== Segment start ==

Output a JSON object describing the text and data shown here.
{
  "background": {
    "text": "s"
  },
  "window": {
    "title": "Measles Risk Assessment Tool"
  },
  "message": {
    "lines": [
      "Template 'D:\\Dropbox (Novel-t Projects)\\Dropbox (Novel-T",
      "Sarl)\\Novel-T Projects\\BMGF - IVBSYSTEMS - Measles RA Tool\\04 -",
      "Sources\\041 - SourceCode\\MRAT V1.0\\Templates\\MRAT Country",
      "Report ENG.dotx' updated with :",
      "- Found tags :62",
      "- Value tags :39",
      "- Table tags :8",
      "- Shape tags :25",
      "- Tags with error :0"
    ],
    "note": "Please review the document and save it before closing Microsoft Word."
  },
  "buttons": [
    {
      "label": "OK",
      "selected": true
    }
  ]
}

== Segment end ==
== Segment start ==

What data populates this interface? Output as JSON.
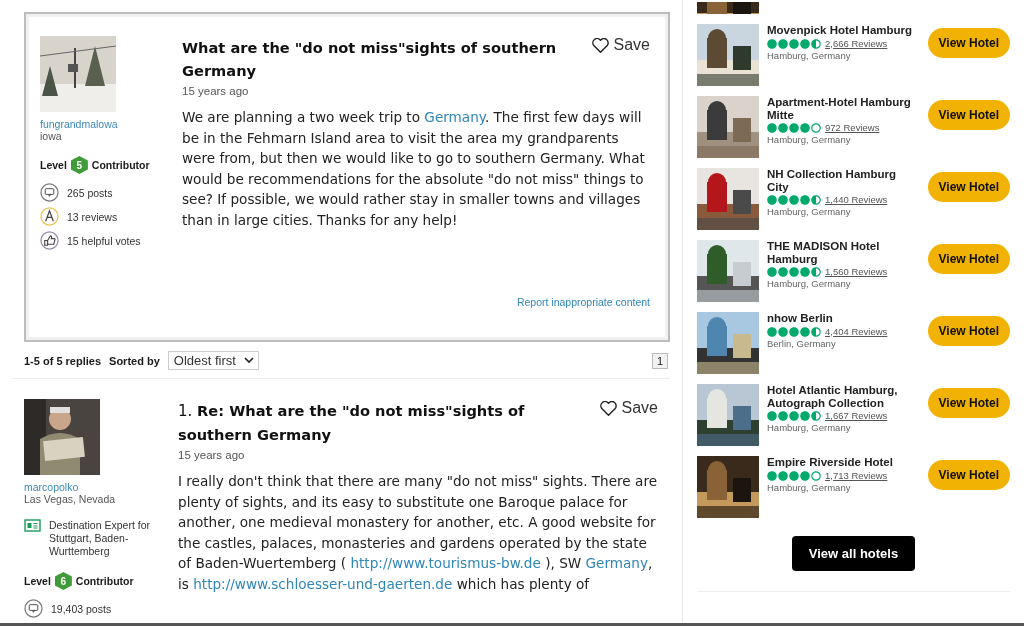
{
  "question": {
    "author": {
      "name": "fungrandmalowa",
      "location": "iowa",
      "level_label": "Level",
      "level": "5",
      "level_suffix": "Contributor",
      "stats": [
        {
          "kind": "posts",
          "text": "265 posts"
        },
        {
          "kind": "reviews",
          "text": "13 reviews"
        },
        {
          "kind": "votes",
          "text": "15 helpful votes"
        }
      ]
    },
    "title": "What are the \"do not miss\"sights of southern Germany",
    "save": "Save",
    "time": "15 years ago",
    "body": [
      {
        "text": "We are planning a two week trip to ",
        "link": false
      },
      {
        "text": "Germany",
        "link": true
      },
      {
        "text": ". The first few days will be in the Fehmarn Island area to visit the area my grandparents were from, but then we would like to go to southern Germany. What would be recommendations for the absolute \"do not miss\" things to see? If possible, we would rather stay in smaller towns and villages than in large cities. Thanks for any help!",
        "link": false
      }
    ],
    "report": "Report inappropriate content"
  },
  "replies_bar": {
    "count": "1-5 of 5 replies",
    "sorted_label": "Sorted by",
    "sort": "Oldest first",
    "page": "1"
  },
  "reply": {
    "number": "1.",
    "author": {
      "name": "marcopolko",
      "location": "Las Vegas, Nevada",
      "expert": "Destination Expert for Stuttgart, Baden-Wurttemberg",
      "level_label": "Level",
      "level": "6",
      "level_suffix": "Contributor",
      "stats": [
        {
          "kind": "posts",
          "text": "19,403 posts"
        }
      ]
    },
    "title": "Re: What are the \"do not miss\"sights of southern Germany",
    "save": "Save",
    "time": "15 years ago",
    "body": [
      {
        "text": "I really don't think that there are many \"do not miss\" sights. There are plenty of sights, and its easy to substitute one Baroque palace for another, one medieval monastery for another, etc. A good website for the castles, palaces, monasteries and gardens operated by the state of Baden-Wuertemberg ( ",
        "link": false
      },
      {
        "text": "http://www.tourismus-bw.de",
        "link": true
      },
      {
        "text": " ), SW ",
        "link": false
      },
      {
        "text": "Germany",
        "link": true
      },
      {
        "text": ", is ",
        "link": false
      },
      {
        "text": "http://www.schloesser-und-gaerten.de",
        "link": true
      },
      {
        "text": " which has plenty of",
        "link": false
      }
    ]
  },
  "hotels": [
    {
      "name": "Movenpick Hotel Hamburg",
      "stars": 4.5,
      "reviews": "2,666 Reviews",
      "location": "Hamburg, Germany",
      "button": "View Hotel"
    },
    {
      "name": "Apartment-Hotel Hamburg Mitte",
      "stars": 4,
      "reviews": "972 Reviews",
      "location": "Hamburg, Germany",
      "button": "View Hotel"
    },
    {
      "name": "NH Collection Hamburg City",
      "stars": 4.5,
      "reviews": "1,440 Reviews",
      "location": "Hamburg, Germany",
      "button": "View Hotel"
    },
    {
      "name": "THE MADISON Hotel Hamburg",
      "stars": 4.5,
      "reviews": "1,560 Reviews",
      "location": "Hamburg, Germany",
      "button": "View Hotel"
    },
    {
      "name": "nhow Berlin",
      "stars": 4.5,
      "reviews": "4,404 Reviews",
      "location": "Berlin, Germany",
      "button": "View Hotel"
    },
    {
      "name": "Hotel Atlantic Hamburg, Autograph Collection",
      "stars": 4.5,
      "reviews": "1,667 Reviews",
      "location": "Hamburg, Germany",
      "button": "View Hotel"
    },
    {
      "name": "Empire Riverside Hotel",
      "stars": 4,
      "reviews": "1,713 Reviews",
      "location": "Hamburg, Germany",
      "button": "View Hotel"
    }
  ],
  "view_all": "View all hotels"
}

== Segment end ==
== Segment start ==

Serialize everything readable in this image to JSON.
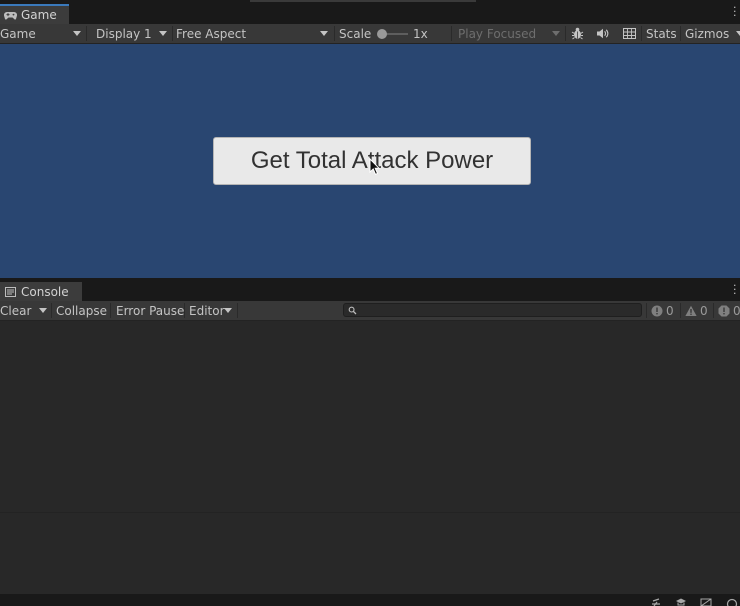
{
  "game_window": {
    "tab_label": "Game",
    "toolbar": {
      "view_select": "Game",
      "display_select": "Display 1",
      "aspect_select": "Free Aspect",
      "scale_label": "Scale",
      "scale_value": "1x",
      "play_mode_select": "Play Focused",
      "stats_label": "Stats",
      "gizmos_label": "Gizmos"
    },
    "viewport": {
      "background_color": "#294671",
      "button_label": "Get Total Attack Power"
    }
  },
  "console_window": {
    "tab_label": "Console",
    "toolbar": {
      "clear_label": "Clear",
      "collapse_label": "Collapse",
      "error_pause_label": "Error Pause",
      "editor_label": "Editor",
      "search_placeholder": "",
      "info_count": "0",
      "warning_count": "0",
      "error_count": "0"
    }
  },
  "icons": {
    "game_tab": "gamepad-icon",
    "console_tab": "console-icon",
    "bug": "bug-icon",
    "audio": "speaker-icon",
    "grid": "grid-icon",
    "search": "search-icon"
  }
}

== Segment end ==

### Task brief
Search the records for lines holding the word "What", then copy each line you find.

### Solution to the exercise
What data populates this interface? Output as JSON.
    "title": "What are the \"do not miss\"sights of southern Germany",
        "text": ". The first few days will be in the Fehmarn Island area to visit the area my grandparents were from, but then we would like to go to southern Germany. What would be recommendations for the absolute \"do not miss\" things to see? If possible, we would rather stay in smaller towns and villages than in large cities. Thanks for any help!",
    "title": "Re: What are the \"do not miss\"sights of southern Germany",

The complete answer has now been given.